Component data from apps and pages

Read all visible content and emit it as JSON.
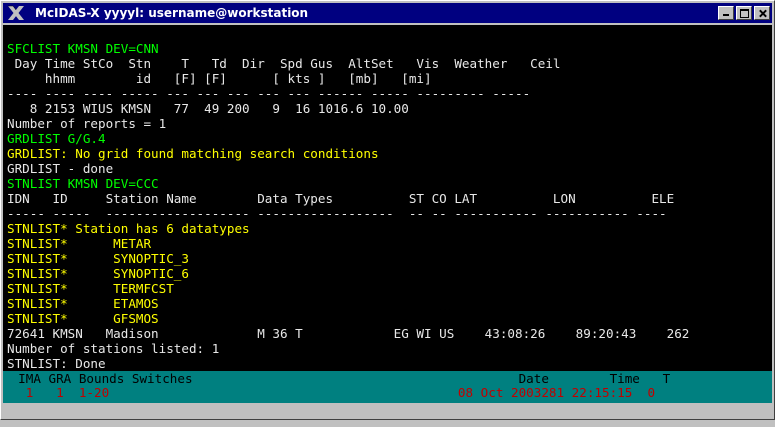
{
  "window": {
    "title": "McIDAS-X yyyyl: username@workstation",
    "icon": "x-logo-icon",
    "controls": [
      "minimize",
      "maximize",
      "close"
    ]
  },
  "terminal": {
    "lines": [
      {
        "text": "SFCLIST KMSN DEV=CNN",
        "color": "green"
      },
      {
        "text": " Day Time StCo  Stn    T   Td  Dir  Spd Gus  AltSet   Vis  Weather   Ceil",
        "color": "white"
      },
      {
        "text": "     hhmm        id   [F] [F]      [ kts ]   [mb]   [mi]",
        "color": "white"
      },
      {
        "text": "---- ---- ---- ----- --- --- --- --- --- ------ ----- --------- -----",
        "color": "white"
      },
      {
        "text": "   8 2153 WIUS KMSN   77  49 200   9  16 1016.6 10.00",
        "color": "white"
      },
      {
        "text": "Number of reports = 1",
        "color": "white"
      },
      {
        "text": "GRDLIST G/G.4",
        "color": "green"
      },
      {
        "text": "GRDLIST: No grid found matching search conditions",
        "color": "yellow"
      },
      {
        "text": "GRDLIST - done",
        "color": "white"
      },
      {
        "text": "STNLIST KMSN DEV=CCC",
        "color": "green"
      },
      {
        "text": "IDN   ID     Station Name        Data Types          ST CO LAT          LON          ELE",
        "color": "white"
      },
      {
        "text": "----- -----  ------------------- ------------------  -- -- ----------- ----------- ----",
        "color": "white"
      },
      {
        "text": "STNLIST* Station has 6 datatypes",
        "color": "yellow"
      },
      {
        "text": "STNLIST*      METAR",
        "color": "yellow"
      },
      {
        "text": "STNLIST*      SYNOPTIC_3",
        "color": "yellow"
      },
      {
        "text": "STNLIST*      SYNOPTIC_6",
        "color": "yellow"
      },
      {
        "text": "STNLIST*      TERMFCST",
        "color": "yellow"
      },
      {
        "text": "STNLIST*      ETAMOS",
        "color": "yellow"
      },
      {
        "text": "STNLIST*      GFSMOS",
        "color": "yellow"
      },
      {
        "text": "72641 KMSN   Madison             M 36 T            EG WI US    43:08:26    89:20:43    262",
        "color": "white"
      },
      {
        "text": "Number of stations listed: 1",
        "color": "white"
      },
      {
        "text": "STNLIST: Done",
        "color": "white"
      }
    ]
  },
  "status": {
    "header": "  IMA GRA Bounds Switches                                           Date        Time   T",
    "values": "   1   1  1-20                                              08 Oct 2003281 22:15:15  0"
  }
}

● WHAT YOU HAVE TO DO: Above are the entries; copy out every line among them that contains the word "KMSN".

● REPLY TO THE TASK:
        "text": "SFCLIST KMSN DEV=CNN",
        "text": "   8 2153 WIUS KMSN   77  49 200   9  16 1016.6 10.00",
        "text": "STNLIST KMSN DEV=CCC",
        "text": "72641 KMSN   Madison             M 36 T            EG WI US    43:08:26    89:20:43    262",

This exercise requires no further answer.